However, on the other hand, it’s incentivized throughput, thereby keeping the feeding sector relatively current. And it also provides some cushion for packers to bid cattle higher and still maintain positive margins in coming weeks.
With that in mind, as the market transitions into the holidays, the calculus surrounding weekly kills, cutout values, fed prices and respective margin will need to be monitored carefully. Shifting values will serve as indicator of where leverage, and subsequently the market, might be headed.
All that said, cattle feeders have work ahead of them. First, the fed market is following cues from the wholesale market. The cutout has traded lower almost every week since March, pulling the fed market with it. Second, despite active marketings in recent months, USDA’s October Cattle on Feed report came in nearly even with last year’s number, remains bigger than 2013 and 2014 and just 2% behind the five-year average. The report was generally viewed as bullish. So while feedyards remain relatively current, as noted last month, “the pipeline could clog pretty quickly if marketings don’t remain active through the fall.” And thus, feedyards aren’t necessarily in a position to simply wait for the market to come to them.

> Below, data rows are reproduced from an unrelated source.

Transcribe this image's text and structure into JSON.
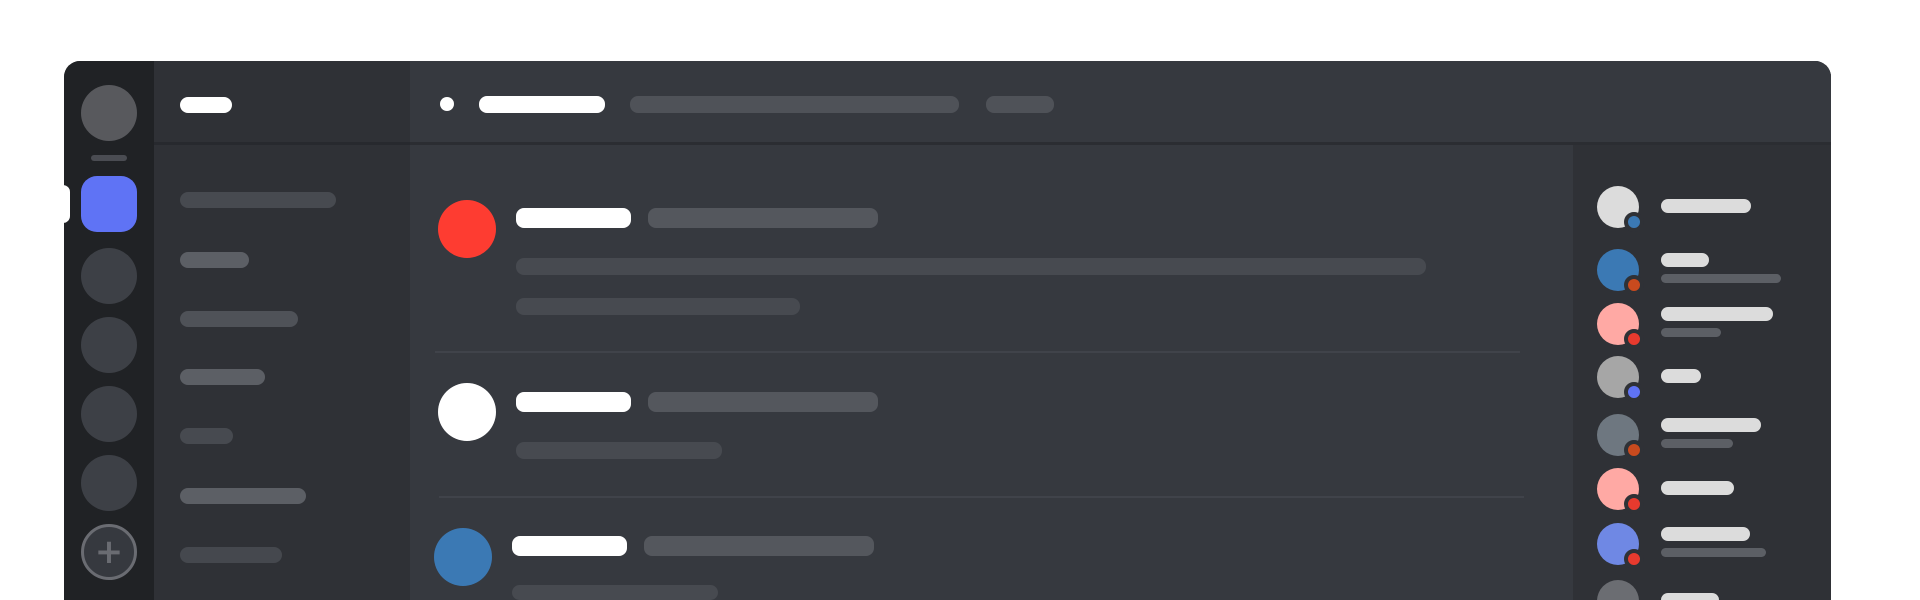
{
  "app": {
    "title": ""
  },
  "server_rail": {
    "home_icon": "home-avatar",
    "active_color": "#5f73f5",
    "add_icon": "plus-icon",
    "add_glyph": "+"
  },
  "colors": {
    "rail_bg": "#202225",
    "sidebar_bg": "#2f3136",
    "main_bg": "#36393f",
    "placeholder_bar": "#4f5258",
    "text_bar": "#ffffff"
  },
  "messages": [
    {
      "avatar_color": "#fe3c31"
    },
    {
      "avatar_color": "#ffffff"
    },
    {
      "avatar_color": "#3b79b4"
    }
  ],
  "members": [
    {
      "avatar_color": "#dcdcdc",
      "status_color": "#3b79b4"
    },
    {
      "avatar_color": "#3b79b4",
      "status_color": "#c94a1e"
    },
    {
      "avatar_color": "#ffa9a4",
      "status_color": "#e73a2e"
    },
    {
      "avatar_color": "#a6a6a6",
      "status_color": "#5f73f5"
    },
    {
      "avatar_color": "#6e7780",
      "status_color": "#c94a1e"
    },
    {
      "avatar_color": "#ffa9a4",
      "status_color": "#e73a2e"
    },
    {
      "avatar_color": "#6f88e4",
      "status_color": "#e73a2e"
    },
    {
      "avatar_color": "#6b6d72",
      "status_color": "#6b6d72"
    }
  ]
}
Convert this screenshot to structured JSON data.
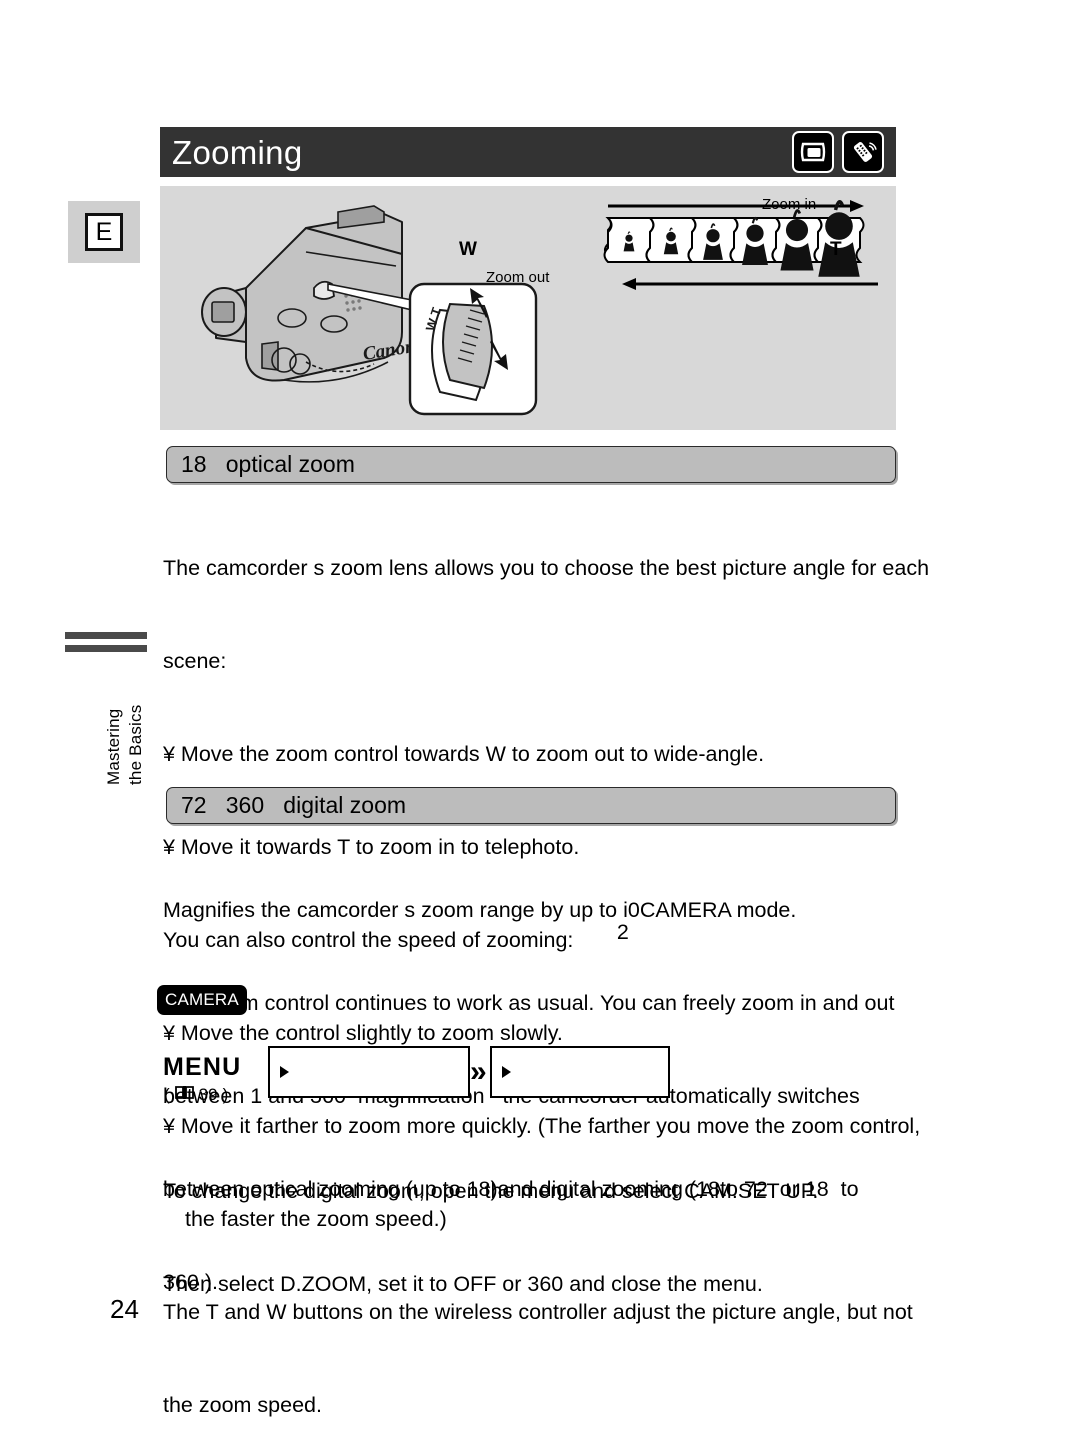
{
  "page": {
    "number": "24",
    "language_tab": "E"
  },
  "sidebar": {
    "chapter_line1": "Mastering",
    "chapter_line2": "the Basics"
  },
  "header": {
    "title": "Zooming",
    "icons": [
      {
        "name": "camcorder-tape-icon",
        "label": "CAMERA mode"
      },
      {
        "name": "wireless-controller-icon",
        "label": "Wireless controller"
      }
    ]
  },
  "illustration": {
    "zoom_in_label": "Zoom in",
    "zoom_out_label": "Zoom out",
    "wide_label": "W",
    "tele_label": "T",
    "lever_label": "W T",
    "brand": "Canon",
    "frame_count": 6
  },
  "sections": [
    {
      "heading": "18   optical zoom",
      "body": [
        "The camcorder s zoom lens allows you to choose the best picture angle for each",
        "scene:",
        "¥ Move the zoom control towards W to zoom out to wide-angle.",
        "¥ Move it towards T to zoom in to telephoto.",
        "You can also control the speed of zooming:",
        "¥ Move the control slightly to zoom slowly.",
        "¥ Move it farther to zoom more quickly. (The farther you move the zoom control,",
        "the faster the zoom speed.)",
        "The T and W buttons on the wireless controller adjust the picture angle, but not",
        "the zoom speed."
      ]
    },
    {
      "heading": "72   360   digital zoom",
      "body_line1_a": "Magnifies the camcorder s zoom range by up to i",
      "body_line1_overlap": "2",
      "body_line1_b": "0CAMERA mode.",
      "body": [
        "The zoom control continues to work as usual. You can freely zoom in and out",
        "between 1 and 360  magnification   the camcorder automatically switches",
        "between optical zooming (up to 18",
        ")and digital zooming (18to 72  or 18  to",
        "360 )."
      ]
    }
  ],
  "menu_block": {
    "mode_badge": "CAMERA",
    "menu_label": "MENU",
    "page_ref_open": "(",
    "page_ref_icon": "book-icon",
    "page_ref_number": "39",
    "page_ref_close": ")",
    "box1_label": "",
    "box2_label": "",
    "separator": "»"
  },
  "footer_instructions": [
    "To change the digital zoom, open the menu and select CAM.SET UP.",
    "Then select D.ZOOM, set it to OFF or 360 and close the menu."
  ],
  "colors": {
    "titlebar_bg": "#333333",
    "panel_bg": "#d8d8d8",
    "pill_bg": "#bcbcbc",
    "badge_bg": "#000000"
  }
}
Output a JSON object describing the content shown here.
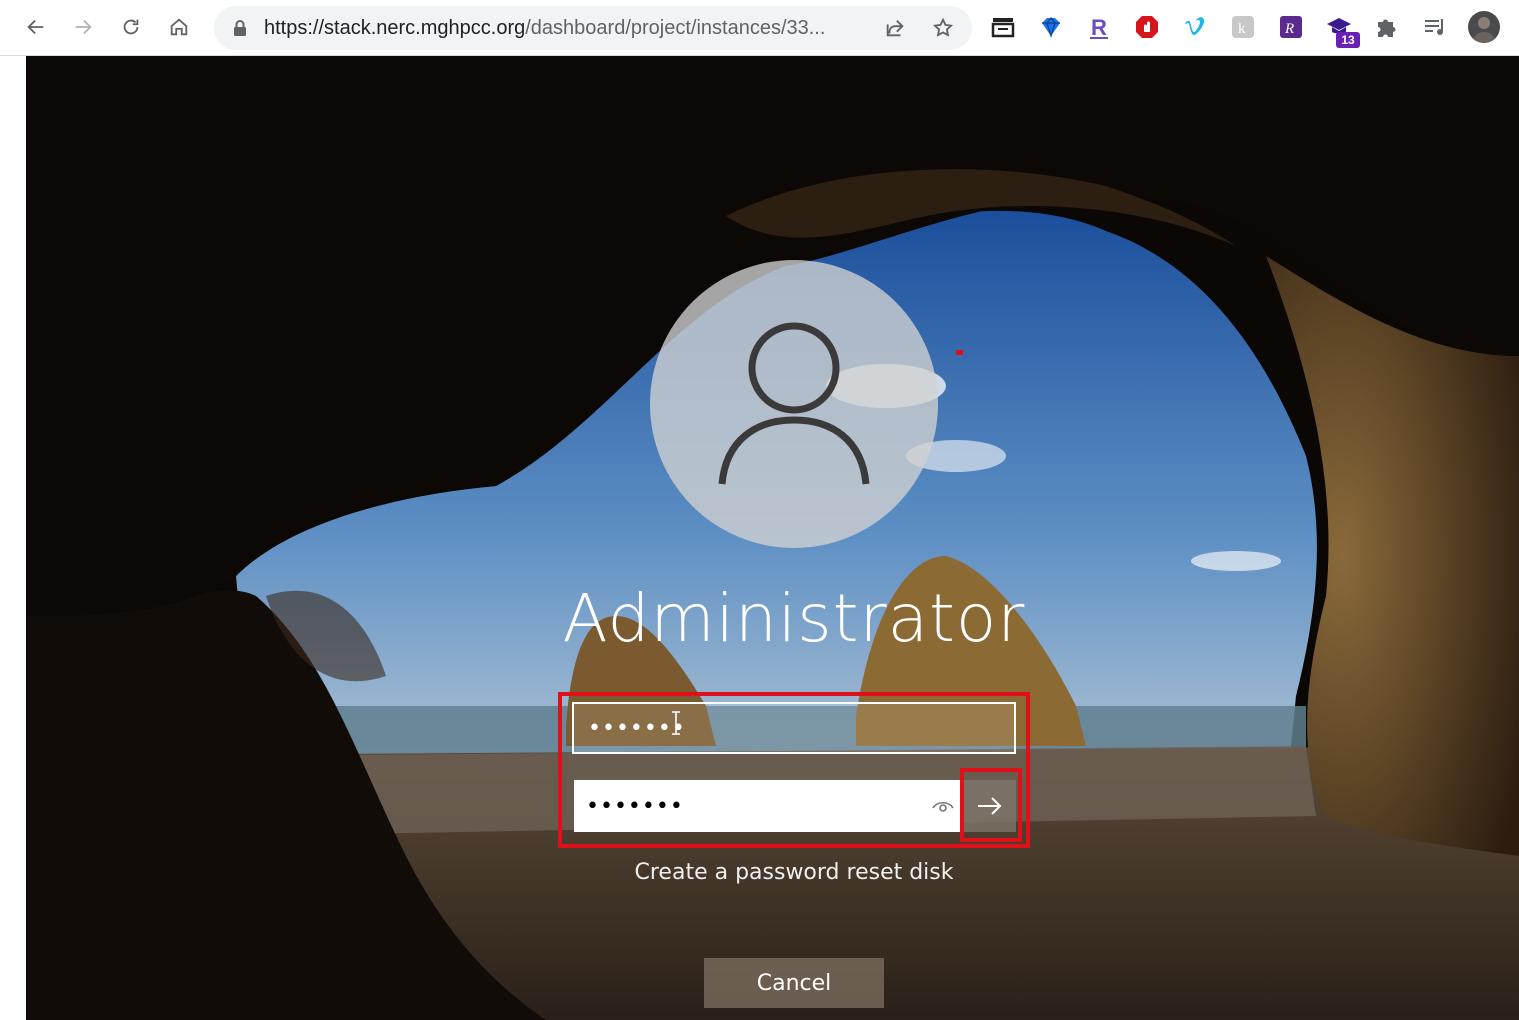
{
  "browser": {
    "url_host": "https://stack.nerc.mghpcc.org",
    "url_path": "/dashboard/project/instances/33...",
    "nav": [
      "back-icon",
      "forward-icon",
      "reload-icon",
      "home-icon"
    ],
    "extension_badge": "13",
    "extensions": [
      "save-icon",
      "gem-icon",
      "r-extension-icon",
      "adblock-icon",
      "vimeo-icon",
      "k-extension-icon",
      "rx-extension-icon",
      "graduation-cap-icon",
      "puzzle-icon",
      "media-queue-icon",
      "profile-avatar-icon"
    ]
  },
  "login": {
    "user_name": "Administrator",
    "field_top_value": "•••••••",
    "field_bottom_value": "•••••••",
    "reset_link": "Create a password reset disk",
    "cancel_label": "Cancel"
  },
  "colors": {
    "highlight": "#e0101a",
    "field_bg": "#ffffff",
    "button_bg": "#827872"
  }
}
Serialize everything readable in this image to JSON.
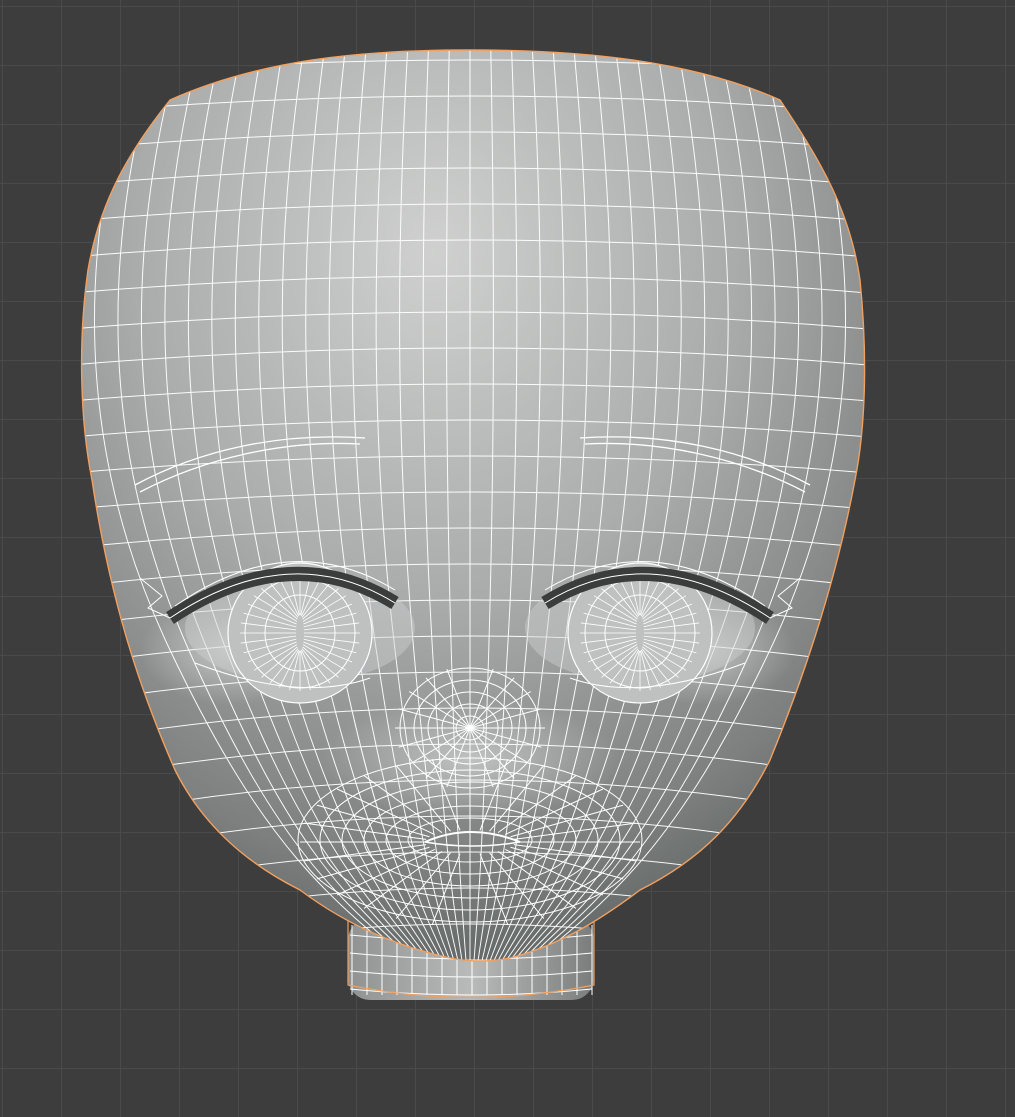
{
  "viewport": {
    "background": "#3d3d3d",
    "grid_color": "#4a4a4a",
    "selection_outline_color": "#f0a060",
    "wire_color": "#ffffff",
    "object": "head-mesh",
    "mode": "edit",
    "shading": "solid-wireframe-overlay"
  }
}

That discussion inherently leads to subsequent influence on the feeder cattle market. This week’s Industry At A Glance highlights the year-over-year increase in feeder cattle availability. Most notably, “Despite better placement action through much of 2016 to date, total placements through September are up only about 800,000 head. In other words, given the starting inventory of an additional 1.3 million head, feeder cattle carryover into the final quarter of the year is equivalent to about 500,000 head.”
Bigger inventories, coupled with an extended streak of negative closeouts (Figure 4) are beginning to take hold and pressuring the feeder cattle market. Last month, Industry At A Glance highlighted the difference between the CME Feeder Cattle Index and deferred fed futures. In early 2013, the 26-week moving average settled around $7.50 per cwt; alternatively, the spread peaked in late 2014 at nearly $85 per cwt as feedyards were betting on the come.
However, the difference has declined in recent months and finished October at $20 per cwt (Figure 5). In light of the long-run historical norm and current market dynamics, the difference will likely be squeezed even further in coming months, thereby limiting prices on the feeder cattle side (Figure 5).
Shifting gears, I recently had opportunity to hear David Widmar, Agricultural Economic Insights, speak at the LMIC Industry Outlook Conference. During his presentation, he referenced Howard Marks, renowned co-chairman, OakTree Capital; Marks regularly provides market insights. One of Marks’ recent memos is titled, “What Does The Market Know?”
In light of the recent market downturn and continued volatility some of Marks’ observations seem applicable to the cattle market:
So what does the market know? First, it’s important to understand for this purpose that there really isn’t such a thing as “the market.” There’s just a bunch of people who participate in a market. The market isn’t more than the sum of the participants, and it doesn’t “know” any more than their collective knowledge.
With that thought in mind, it’s always useful to be reminded that these markets can prove to be challenging—both financially and emotionally. It’s critical to remain disciplined within the framework of a pre-determined marketing plan—thereby removing emotion from the decision making process. To do that successfully, producers must ensure they remain focused on objective analysis of both the market and their respective operations.
Nevil Speer is based in Bowling Green, Ky., and serves as vice president of U.S. operations for AgriClear, Inc. – a wholly-owned subsidiary of TMX Group Limited. The views and opinions of the author expressed herein do not necessarily state or reflect those of the TMX Group Limited and Natural Gas Exchange Inc.